◆ ABOUT THIS EXERCISE ◆
In the listing below, locate the lines bearing the word "title". Copy every one of them.

◆ THE INPUT ◆

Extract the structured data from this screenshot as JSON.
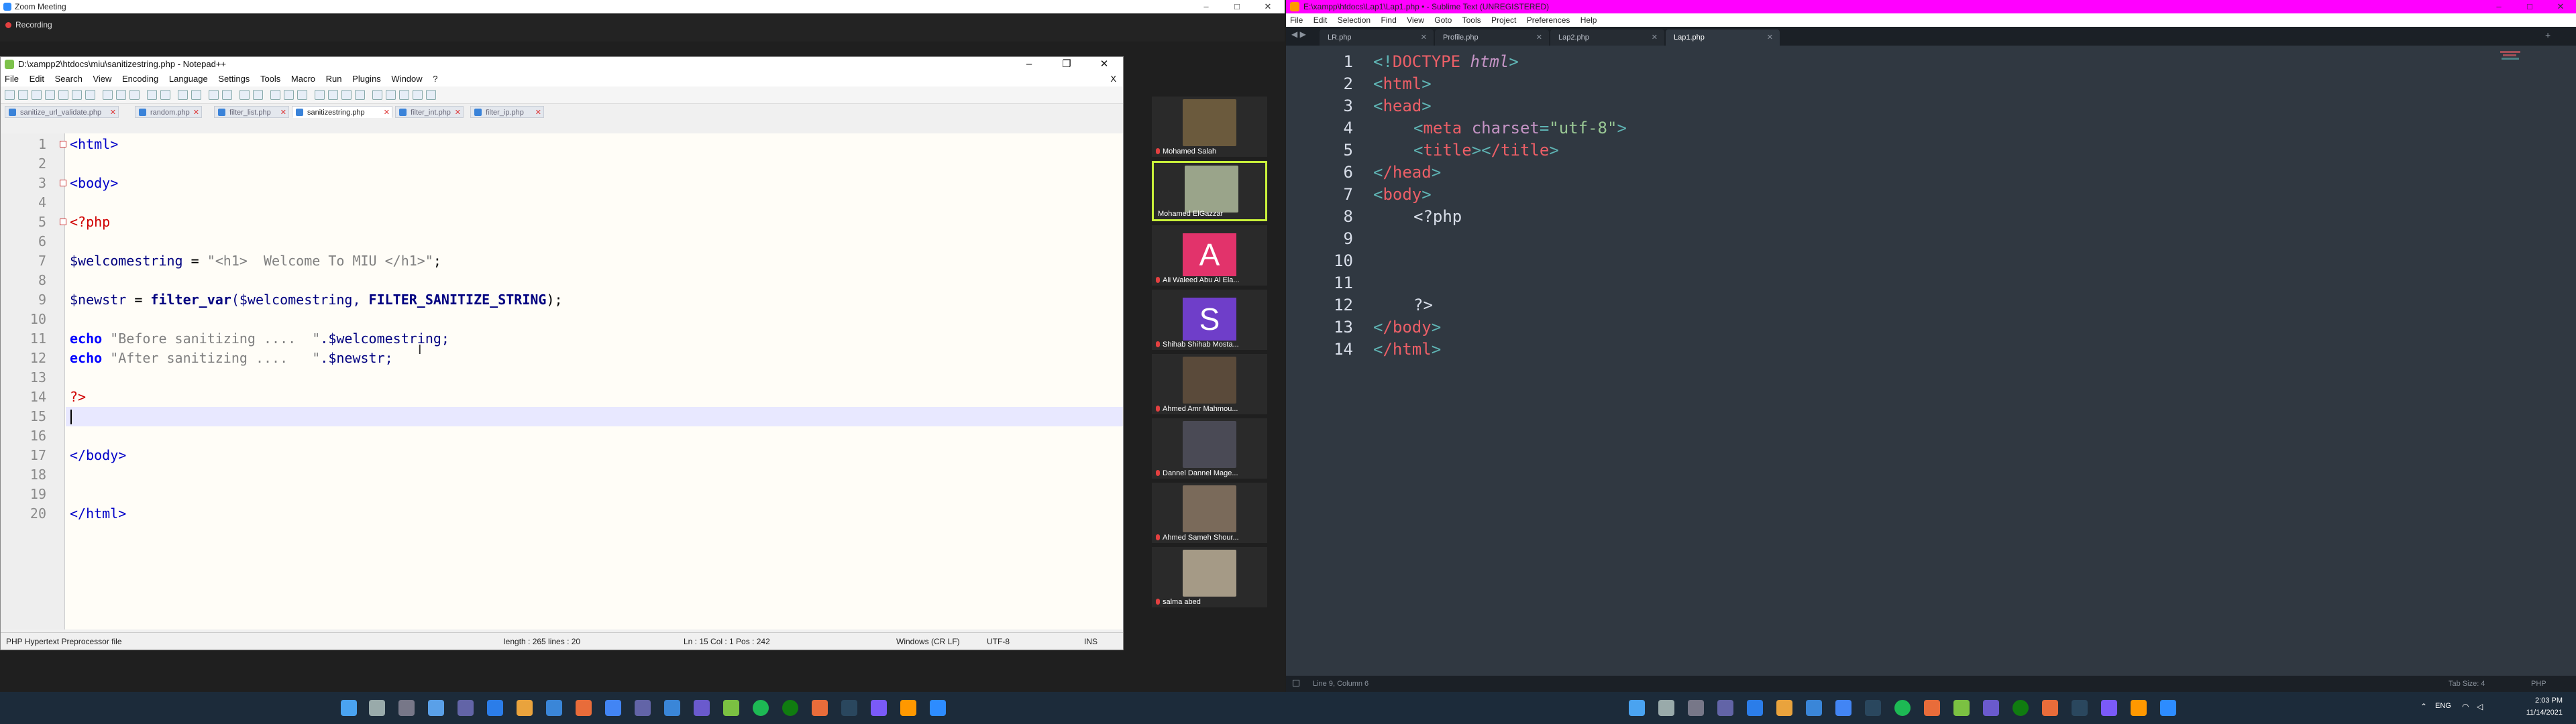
{
  "zoom": {
    "title": "Zoom Meeting",
    "recording_label": "Recording"
  },
  "notepad": {
    "title": "D:\\xampp2\\htdocs\\miu\\sanitizestring.php - Notepad++",
    "close_label": "X",
    "menu": [
      "File",
      "Edit",
      "Search",
      "View",
      "Encoding",
      "Language",
      "Settings",
      "Tools",
      "Macro",
      "Run",
      "Plugins",
      "Window",
      "?"
    ],
    "tabs": [
      {
        "label": "sanitize_url_validate.php"
      },
      {
        "label": "random.php"
      },
      {
        "label": "filter_list.php"
      },
      {
        "label": "sanitizestring.php"
      },
      {
        "label": "filter_int.php"
      },
      {
        "label": "filter_ip.php"
      }
    ],
    "active_tab_index": 3,
    "line_numbers": [
      "1",
      "2",
      "3",
      "4",
      "5",
      "6",
      "7",
      "8",
      "9",
      "10",
      "11",
      "12",
      "13",
      "14",
      "15",
      "16",
      "17",
      "18",
      "19",
      "20"
    ],
    "code": {
      "l1": "<html>",
      "l3": "<body>",
      "l5": "<?php",
      "l7_var": "$welcomestring",
      "l7_eq": " = ",
      "l7_str": "\"<h1>  Welcome To MIU </h1>\"",
      "l7_end": ";",
      "l9_var": "$newstr",
      "l9_eq": " = ",
      "l9_fn": "filter_var",
      "l9_args": "($welcomestring, ",
      "l9_const": "FILTER_SANITIZE_STRING",
      "l9_end": ");",
      "l11_kw": "echo",
      "l11_str": " \"Before sanitizing ....  \"",
      "l11_rest": ".$welcomestring;",
      "l12_kw": "echo",
      "l12_str": " \"After sanitizing ....   \"",
      "l12_rest": ".$newstr;",
      "l14": "?>",
      "l17": "</body>",
      "l20": "</html>"
    },
    "status": {
      "filetype": "PHP Hypertext Preprocessor file",
      "length": "length : 265    lines : 20",
      "position": "Ln : 15    Col : 1    Pos : 242",
      "eol": "Windows (CR LF)",
      "encoding": "UTF-8",
      "mode": "INS"
    }
  },
  "participants": [
    {
      "name": "Mohamed Salah",
      "color": "#6b5a3d"
    },
    {
      "name": "Mohamed ElGazzar",
      "color": "#9aa48a"
    },
    {
      "name": "Ali Waleed Abu Al Ela...",
      "letter": "A",
      "color": "#e2336b"
    },
    {
      "name": "Shihab Shihab Mosta...",
      "letter": "S",
      "color": "#6f3ec9"
    },
    {
      "name": "Ahmed Amr Mahmou...",
      "color": "#5a4a3a"
    },
    {
      "name": "Dannel Dannel Mage...",
      "color": "#4a4a55"
    },
    {
      "name": "Ahmed Sameh Shour...",
      "color": "#7a6a5a"
    },
    {
      "name": "salma abed",
      "color": "#a59a86"
    }
  ],
  "sublime": {
    "title": "E:\\xampp\\htdocs\\Lap1\\Lap1.php • - Sublime Text (UNREGISTERED)",
    "menu": [
      "File",
      "Edit",
      "Selection",
      "Find",
      "View",
      "Goto",
      "Tools",
      "Project",
      "Preferences",
      "Help"
    ],
    "tabs": [
      {
        "label": "LR.php"
      },
      {
        "label": "Profile.php"
      },
      {
        "label": "Lap2.php"
      },
      {
        "label": "Lap1.php"
      }
    ],
    "active_tab_index": 3,
    "line_numbers": [
      "1",
      "2",
      "3",
      "4",
      "5",
      "6",
      "7",
      "8",
      "9",
      "10",
      "11",
      "12",
      "13",
      "14"
    ],
    "code": {
      "l1a": "<!",
      "l1b": "DOCTYPE",
      "l1c": " html",
      "l1d": ">",
      "l2": "html",
      "l3": "head",
      "l4_tag": "meta",
      "l4_attr": " charset",
      "l4_eq": "=",
      "l4_val": "\"utf-8\"",
      "l5_tag": "title",
      "l5_close": "/title",
      "l6": "/head",
      "l7": "body",
      "l8": "<?php",
      "l12": "?>",
      "l13": "/body",
      "l14": "/html"
    },
    "status": {
      "position": "Line 9, Column 6",
      "tab_size": "Tab Size: 4",
      "syntax": "PHP"
    }
  },
  "taskbar": {
    "language": "ENG",
    "time": "2:03 PM",
    "date": "11/14/2021"
  }
}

◆ ANSWER TO THE PROBLEM ◆
    "title": "Zoom Meeting",
    "title": "D:\\xampp2\\htdocs\\miu\\sanitizestring.php - Notepad++",
    "title": "E:\\xampp\\htdocs\\Lap1\\Lap1.php • - Sublime Text (UNREGISTERED)",
      "l5_tag": "title",
      "l5_close": "/title",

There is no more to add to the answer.